It was cold. Not the type of cold that the air conditioners brought into the Foundation every day of every year. It was the type of cold reserved for a dark, winter night. It was a harsh, hostile chill that was capable of freezing blood.
Sitting in this cold, cold room was a woman, or at least, the image of a woman. She was holding a doll close to her chest. The toy looked just like her: clawed hands, rabbit ears, one eye gouged out, and a grin that looked… wrong.
The room around her was coated in ice. She heard some of it crack as the door tried to open. A blast of heat hit the room, and the woman hissed, shrinking away from it, back into the doll.
Unsteadily, something stepped into the room. The doll couldn’t see it, but she could hear it. Eventually, the heat passed, and the door shut again. The woman in the doll heard the click-clack-click-clack of claws coming towards her. Eventually, she exited the doll, and stood in the corner of the room, observing the thing that had come in.
It was a cat, or something that used to be a cat. It was simply a toy, now. A stuffed animal, but far more grim than her. It had once been like her. It knew her. She felt it.
The room grew colder.
“She always loved the snow.”
“It’s all I can do now.” The woman swallowed, stepping towards the cat. “…a friend of mine made sure of that.”
“Aggie.” The woman reached out towards the cat. “…but she didn’t catch you this time, did she?”
“…it was… someone who said they were someone I loved.” The cat backed away. “This is a trick. Another trick.”
“Don’t say my name.” The cat’s skull snapped at her. “Who are you this time? Jacquelyn? Another one of those Furies? One of Donnar’s friends?”
“…you know exactly who I am, Stuart.” The woman knelt by the cat, offering a clawed hand to him. In the hand was a flower made of ice. A fig blossom. Despite the fact that it was only frozen water, it still smelled of sweet fruit and a summer breeze.
The cat sniffed at the flower, and backed away, before curling up on the icy floor, wrapping its body around the doll. It shook, but not from the cold. It couldn’t feel cold anymore. It could only feel sad, and overwhelmed.
“… When?” asked the woman.
“When what?” Stuart replied, voice cracking.
“When did you die? How long did you wait without me?”
“…1998. It never got any easier.”
The woman swallowed, placing the blossom on the ground and rubbing at her one good eye. “Aggie… she caught me right after it happened.” She reached out to pet the cat’s skull. “She made the doll for me. It’s a…” She laughed to herself. “Crap, I forgot the word.”
“Phylactery,” Stuart said, coiling tighter around the doll. “My mother taught me how to make one, a long time ago.”
The woman sighed, and scratched the cat under the chin. “Stuart?”
“Do you think that we’ll ever… get proper bodies again?

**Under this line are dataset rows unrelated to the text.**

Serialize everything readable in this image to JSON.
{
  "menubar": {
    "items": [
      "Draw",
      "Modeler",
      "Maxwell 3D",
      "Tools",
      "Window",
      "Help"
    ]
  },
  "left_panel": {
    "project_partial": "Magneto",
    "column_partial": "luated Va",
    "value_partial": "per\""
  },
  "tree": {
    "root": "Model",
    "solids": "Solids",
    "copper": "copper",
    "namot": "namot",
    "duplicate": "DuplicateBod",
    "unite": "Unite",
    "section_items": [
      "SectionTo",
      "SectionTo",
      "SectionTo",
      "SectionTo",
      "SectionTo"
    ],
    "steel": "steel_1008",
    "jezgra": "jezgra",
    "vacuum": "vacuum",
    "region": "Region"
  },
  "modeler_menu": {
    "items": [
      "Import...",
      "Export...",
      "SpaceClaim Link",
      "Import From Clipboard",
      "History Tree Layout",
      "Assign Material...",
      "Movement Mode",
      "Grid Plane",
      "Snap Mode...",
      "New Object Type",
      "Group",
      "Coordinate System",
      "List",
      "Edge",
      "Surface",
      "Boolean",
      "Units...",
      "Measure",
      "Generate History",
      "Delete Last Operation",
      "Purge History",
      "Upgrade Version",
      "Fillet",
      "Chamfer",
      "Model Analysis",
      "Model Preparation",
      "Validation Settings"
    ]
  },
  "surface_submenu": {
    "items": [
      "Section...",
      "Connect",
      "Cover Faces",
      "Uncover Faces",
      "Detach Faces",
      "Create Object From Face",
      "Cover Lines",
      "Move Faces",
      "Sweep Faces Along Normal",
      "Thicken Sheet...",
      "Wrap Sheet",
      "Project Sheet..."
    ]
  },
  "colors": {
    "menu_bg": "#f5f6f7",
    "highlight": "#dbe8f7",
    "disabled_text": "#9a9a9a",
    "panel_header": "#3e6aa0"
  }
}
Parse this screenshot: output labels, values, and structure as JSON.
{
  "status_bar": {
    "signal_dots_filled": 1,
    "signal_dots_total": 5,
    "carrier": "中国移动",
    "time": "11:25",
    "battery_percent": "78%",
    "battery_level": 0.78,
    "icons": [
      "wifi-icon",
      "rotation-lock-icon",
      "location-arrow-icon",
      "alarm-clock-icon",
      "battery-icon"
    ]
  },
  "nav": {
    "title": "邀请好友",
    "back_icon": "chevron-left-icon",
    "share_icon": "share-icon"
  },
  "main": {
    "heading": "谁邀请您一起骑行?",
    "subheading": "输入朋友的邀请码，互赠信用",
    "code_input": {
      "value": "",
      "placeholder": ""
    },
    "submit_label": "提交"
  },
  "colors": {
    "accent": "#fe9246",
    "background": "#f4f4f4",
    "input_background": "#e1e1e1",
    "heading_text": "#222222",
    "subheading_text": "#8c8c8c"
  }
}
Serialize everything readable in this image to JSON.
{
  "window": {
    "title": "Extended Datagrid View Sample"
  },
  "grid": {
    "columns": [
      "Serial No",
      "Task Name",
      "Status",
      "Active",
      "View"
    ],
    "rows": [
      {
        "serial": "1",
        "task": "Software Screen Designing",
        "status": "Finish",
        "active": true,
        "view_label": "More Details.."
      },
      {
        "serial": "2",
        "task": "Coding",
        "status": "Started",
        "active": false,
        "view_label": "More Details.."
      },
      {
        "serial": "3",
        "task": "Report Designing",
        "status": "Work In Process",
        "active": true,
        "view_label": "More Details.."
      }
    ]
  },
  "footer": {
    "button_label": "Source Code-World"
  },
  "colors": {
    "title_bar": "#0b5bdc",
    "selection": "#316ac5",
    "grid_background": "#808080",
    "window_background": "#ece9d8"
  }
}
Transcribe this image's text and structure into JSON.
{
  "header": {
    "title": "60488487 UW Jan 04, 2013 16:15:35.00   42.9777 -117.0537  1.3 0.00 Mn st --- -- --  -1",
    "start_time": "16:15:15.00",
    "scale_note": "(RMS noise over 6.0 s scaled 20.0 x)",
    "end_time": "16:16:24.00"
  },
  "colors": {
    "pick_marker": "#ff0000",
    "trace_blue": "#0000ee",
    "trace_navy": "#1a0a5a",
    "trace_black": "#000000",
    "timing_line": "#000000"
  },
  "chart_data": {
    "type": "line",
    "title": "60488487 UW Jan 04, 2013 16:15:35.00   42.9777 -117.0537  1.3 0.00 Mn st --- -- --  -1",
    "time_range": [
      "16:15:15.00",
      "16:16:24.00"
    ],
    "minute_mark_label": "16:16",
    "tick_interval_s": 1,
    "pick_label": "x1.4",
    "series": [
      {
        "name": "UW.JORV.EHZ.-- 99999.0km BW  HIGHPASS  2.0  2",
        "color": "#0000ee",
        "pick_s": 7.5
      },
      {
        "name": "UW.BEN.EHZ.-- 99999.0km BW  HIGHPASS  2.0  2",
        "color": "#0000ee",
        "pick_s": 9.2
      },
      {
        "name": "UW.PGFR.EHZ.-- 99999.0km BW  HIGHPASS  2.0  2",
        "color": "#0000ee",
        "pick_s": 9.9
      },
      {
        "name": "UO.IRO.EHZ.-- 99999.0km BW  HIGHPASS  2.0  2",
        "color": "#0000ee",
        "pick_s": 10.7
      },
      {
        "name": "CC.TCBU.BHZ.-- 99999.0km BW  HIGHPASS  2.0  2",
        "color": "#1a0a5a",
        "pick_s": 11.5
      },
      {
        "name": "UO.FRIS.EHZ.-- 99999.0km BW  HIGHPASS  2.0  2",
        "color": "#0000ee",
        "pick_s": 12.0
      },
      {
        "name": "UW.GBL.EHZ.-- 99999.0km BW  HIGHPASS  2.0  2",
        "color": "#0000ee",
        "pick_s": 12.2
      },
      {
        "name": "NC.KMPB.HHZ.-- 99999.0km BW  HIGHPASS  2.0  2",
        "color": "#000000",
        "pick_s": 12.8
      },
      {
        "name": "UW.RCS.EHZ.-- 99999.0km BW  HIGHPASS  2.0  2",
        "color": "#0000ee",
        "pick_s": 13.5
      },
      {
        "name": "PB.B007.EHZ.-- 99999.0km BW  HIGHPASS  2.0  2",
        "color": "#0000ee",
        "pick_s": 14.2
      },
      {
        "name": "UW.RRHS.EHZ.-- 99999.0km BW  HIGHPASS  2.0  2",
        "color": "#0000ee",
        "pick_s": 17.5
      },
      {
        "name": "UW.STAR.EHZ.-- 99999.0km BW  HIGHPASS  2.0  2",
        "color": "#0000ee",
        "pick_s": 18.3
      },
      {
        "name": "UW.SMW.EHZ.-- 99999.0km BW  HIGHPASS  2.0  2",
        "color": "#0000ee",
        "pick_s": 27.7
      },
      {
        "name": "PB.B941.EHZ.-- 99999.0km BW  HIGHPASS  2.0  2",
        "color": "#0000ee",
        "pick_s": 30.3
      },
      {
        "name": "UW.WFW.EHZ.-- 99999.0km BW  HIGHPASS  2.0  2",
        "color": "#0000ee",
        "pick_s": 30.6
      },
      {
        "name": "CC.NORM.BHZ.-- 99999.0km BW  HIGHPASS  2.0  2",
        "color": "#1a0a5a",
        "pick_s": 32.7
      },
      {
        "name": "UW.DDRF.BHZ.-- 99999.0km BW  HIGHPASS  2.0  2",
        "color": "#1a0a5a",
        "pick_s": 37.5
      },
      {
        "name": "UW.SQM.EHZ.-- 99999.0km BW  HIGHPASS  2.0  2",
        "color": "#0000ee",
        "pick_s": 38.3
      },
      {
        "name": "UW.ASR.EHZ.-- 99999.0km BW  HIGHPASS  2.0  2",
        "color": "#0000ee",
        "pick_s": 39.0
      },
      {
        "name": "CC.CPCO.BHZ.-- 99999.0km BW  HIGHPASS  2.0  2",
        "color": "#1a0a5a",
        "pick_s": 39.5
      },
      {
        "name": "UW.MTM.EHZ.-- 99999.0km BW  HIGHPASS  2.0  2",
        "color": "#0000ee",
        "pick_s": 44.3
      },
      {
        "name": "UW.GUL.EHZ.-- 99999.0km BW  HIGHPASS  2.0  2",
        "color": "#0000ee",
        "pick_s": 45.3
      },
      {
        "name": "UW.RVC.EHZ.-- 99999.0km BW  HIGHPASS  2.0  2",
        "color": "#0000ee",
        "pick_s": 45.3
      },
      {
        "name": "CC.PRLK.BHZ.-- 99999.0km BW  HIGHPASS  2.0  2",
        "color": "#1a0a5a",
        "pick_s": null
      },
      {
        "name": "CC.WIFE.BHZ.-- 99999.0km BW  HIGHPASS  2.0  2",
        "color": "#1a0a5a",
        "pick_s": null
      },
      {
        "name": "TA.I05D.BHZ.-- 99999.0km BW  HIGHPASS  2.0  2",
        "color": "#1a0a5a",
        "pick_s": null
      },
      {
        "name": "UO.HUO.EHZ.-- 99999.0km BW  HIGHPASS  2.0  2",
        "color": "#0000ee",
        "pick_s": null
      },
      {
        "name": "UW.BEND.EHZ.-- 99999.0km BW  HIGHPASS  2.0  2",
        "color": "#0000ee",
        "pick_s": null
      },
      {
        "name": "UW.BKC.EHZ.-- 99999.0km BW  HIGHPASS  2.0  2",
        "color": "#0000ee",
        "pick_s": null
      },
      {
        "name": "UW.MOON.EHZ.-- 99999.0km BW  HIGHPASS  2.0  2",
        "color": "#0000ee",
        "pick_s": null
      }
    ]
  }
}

Are we going to stay stuck like this?”
“Not if I have anything to say about it.” Stuart started pacing around the woman, before crawling into her lap. “Shit… its been fifty three years since we saw one another.”
“… Between the two of us, that’s a hundred and six birthdays we missed.”The woman laughed a surprisingly full laugh for the body she was in. “And I didn’t even get you a card.”
“I can hardly blame you, Sarah.” The cat nuzzled close to her. “..speaking of which, it’s New Year’s, soon..”
“Yeah, 2014.” Sarah sighed. “We’ll be… 126 years old, each.”
“That’s a good, big number.” Stuart clambered onto her shoulder and nested himself on her neck. “We probably won’t get to see each other before then, though. Protocol and all that.”
“That hasn’t changed much since the 50’s, at least.” She sighed, holding herself.
An alarm buzzed. The room began to heat up, melting the ice all around. Sarah retreated back into the small, cloth doll, which remained limp on the ground.
A technician approached Stuart, who held the doll close, whispering something to it in its ears. Then, he let go, and Sarah dropped to the ground.
Stuart Hayward looked back as he was taken out of the containment chamber. He saw Sarah Crowley, waving back at him and smiling as the door sealed itself.